AIM OF THE EXERCISE: The answer must consist of every record below, reproduced exactly.

(SUPPLIED ENTRIES Opens)

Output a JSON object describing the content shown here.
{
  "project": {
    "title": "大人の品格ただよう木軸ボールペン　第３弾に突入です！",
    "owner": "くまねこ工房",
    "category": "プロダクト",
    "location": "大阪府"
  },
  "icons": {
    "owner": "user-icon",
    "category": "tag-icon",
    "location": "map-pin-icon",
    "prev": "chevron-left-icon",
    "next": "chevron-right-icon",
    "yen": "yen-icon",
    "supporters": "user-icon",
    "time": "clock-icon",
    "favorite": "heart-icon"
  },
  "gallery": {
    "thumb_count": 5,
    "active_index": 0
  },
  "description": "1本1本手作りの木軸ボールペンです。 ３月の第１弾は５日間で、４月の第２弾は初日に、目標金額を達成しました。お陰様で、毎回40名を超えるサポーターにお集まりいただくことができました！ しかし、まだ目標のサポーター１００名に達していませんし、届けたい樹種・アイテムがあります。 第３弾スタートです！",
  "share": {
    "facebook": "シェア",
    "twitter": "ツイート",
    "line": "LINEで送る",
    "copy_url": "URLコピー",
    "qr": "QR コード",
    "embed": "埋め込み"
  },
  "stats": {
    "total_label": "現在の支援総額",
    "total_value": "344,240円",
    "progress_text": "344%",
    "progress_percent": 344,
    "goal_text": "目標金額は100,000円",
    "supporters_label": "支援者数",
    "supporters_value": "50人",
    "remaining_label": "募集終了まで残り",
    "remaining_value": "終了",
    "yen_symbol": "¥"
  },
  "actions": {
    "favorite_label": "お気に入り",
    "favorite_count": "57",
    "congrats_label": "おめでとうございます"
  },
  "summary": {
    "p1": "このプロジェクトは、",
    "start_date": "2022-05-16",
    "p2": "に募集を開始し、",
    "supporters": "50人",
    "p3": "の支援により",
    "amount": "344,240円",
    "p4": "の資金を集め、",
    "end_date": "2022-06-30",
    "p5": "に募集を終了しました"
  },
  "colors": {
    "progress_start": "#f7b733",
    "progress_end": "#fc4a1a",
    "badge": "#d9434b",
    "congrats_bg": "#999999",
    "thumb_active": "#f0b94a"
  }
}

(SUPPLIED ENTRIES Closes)

PROBLEM SOLUTION:
Output a JSON object describing the content shown here.
{
  "project": {
    "title": "大人の品格ただよう木軸ボールペン　第３弾に突入です！",
    "owner": "くまねこ工房",
    "category": "プロダクト",
    "location": "大阪府"
  },
  "icons": {
    "owner": "user-icon",
    "category": "tag-icon",
    "location": "map-pin-icon",
    "prev": "chevron-left-icon",
    "next": "chevron-right-icon",
    "yen": "yen-icon",
    "supporters": "user-icon",
    "time": "clock-icon",
    "favorite": "heart-icon"
  },
  "gallery": {
    "thumb_count": 5,
    "active_index": 0
  },
  "description": "1本1本手作りの木軸ボールペンです。 ３月の第１弾は５日間で、４月の第２弾は初日に、目標金額を達成しました。お陰様で、毎回40名を超えるサポーターにお集まりいただくことができました！ しかし、まだ目標のサポーター１００名に達していませんし、届けたい樹種・アイテムがあります。 第３弾スタートです！",
  "share": {
    "facebook": "シェア",
    "twitter": "ツイート",
    "line": "LINEで送る",
    "copy_url": "URLコピー",
    "qr": "QR コード",
    "embed": "埋め込み"
  },
  "stats": {
    "total_label": "現在の支援総額",
    "total_value": "344,240円",
    "progress_text": "344%",
    "progress_percent": 344,
    "goal_text": "目標金額は100,000円",
    "supporters_label": "支援者数",
    "supporters_value": "50人",
    "remaining_label": "募集終了まで残り",
    "remaining_value": "終了",
    "yen_symbol": "¥"
  },
  "actions": {
    "favorite_label": "お気に入り",
    "favorite_count": "57",
    "congrats_label": "おめでとうございます"
  },
  "summary": {
    "p1": "このプロジェクトは、",
    "start_date": "2022-05-16",
    "p2": "に募集を開始し、",
    "supporters": "50人",
    "p3": "の支援により",
    "amount": "344,240円",
    "p4": "の資金を集め、",
    "end_date": "2022-06-30",
    "p5": "に募集を終了しました"
  },
  "colors": {
    "progress_start": "#f7b733",
    "progress_end": "#fc4a1a",
    "badge": "#d9434b",
    "congrats_bg": "#999999",
    "thumb_active": "#f0b94a"
  }
}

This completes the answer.